## Records for the exercise

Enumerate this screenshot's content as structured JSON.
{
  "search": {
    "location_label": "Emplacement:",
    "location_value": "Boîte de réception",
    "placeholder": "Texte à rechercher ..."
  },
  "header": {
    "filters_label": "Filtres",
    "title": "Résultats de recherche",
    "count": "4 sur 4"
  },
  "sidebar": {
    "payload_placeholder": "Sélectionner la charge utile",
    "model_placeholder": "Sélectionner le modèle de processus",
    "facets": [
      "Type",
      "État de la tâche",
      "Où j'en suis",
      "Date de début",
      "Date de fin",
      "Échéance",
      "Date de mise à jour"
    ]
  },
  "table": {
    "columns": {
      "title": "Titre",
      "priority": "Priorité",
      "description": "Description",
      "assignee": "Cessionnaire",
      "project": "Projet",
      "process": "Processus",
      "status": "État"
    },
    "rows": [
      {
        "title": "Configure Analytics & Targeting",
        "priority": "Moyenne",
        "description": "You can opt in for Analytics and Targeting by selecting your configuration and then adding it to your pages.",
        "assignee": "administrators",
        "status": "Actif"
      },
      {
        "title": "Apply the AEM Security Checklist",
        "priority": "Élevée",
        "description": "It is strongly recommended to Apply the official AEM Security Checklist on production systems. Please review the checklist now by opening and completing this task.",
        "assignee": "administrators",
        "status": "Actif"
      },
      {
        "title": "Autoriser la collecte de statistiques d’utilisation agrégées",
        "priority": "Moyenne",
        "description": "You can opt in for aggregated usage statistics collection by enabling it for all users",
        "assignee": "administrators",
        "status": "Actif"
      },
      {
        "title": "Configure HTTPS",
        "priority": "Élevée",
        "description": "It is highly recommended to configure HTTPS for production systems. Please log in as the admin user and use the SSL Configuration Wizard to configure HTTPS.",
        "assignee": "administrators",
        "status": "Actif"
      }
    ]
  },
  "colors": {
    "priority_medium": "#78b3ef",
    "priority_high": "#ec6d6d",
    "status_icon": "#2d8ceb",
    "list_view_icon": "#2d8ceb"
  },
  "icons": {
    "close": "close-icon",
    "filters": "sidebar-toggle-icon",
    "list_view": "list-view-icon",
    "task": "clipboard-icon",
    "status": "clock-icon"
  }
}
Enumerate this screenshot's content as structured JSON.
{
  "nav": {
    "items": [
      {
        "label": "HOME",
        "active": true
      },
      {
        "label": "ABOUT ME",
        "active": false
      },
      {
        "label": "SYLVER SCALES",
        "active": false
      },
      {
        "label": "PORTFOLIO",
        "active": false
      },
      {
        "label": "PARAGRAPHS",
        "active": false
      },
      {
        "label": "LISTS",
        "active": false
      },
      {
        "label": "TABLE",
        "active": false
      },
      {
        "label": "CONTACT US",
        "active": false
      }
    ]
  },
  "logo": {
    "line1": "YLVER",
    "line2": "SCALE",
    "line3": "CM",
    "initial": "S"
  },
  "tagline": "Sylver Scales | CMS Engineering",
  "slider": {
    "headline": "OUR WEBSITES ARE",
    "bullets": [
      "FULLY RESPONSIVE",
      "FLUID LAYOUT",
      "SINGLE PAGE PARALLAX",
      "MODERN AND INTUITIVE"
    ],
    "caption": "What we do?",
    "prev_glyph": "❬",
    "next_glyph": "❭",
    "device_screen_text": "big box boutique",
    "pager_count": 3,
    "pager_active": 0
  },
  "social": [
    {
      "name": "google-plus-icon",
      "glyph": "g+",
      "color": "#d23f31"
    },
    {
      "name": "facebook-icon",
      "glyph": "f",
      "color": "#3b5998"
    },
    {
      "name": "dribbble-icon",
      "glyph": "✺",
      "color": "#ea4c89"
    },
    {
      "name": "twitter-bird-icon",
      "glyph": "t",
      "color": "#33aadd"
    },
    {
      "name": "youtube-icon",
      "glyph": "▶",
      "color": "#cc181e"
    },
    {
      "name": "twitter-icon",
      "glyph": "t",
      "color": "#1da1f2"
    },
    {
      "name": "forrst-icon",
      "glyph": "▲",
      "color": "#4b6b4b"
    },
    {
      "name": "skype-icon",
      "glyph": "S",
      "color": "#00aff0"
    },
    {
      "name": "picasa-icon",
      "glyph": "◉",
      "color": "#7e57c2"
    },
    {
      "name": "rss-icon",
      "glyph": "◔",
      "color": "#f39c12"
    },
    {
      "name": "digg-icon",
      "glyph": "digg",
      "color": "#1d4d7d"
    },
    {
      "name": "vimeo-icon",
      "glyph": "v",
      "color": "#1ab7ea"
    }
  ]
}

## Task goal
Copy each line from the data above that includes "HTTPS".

## Result
        "title": "Configure HTTPS",
        "description": "It is highly recommended to configure HTTPS for production systems. Please log in as the admin user and use the SSL Configuration Wizard to configure HTTPS.",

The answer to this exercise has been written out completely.